● Records supplied:

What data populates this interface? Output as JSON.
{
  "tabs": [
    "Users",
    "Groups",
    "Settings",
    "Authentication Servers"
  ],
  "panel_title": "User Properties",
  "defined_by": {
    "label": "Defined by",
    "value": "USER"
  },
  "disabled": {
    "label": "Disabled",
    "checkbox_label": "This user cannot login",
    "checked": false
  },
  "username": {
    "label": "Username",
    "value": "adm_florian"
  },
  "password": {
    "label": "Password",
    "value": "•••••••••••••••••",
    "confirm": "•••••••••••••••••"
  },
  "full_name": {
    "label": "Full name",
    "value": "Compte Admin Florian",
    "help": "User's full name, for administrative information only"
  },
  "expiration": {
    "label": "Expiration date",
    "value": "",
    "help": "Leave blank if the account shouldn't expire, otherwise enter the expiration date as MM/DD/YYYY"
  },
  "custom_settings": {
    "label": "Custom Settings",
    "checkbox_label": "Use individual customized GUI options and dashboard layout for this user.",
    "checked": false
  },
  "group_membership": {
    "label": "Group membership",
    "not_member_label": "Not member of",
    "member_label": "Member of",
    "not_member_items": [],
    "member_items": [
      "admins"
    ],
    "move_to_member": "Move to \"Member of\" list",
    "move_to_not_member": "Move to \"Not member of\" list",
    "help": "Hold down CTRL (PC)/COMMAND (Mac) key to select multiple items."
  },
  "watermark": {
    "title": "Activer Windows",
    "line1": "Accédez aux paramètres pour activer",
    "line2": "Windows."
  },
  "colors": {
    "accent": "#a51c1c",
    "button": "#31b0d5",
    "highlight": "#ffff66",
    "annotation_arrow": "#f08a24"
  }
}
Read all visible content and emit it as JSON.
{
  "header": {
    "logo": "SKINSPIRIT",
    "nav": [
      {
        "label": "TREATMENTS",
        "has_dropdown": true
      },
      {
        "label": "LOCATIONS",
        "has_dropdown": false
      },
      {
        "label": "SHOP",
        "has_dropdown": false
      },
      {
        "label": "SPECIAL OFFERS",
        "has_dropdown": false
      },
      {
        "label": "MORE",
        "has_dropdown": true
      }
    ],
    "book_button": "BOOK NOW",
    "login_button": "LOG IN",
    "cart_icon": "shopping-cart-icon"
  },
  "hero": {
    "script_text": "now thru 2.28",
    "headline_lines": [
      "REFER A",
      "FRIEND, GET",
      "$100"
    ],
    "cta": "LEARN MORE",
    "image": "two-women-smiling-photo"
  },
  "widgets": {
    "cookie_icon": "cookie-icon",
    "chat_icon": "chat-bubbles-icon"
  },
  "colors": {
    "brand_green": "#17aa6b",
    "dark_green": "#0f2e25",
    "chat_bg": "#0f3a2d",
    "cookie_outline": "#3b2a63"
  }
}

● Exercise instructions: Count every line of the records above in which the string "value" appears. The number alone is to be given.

● Output for this exercise: 5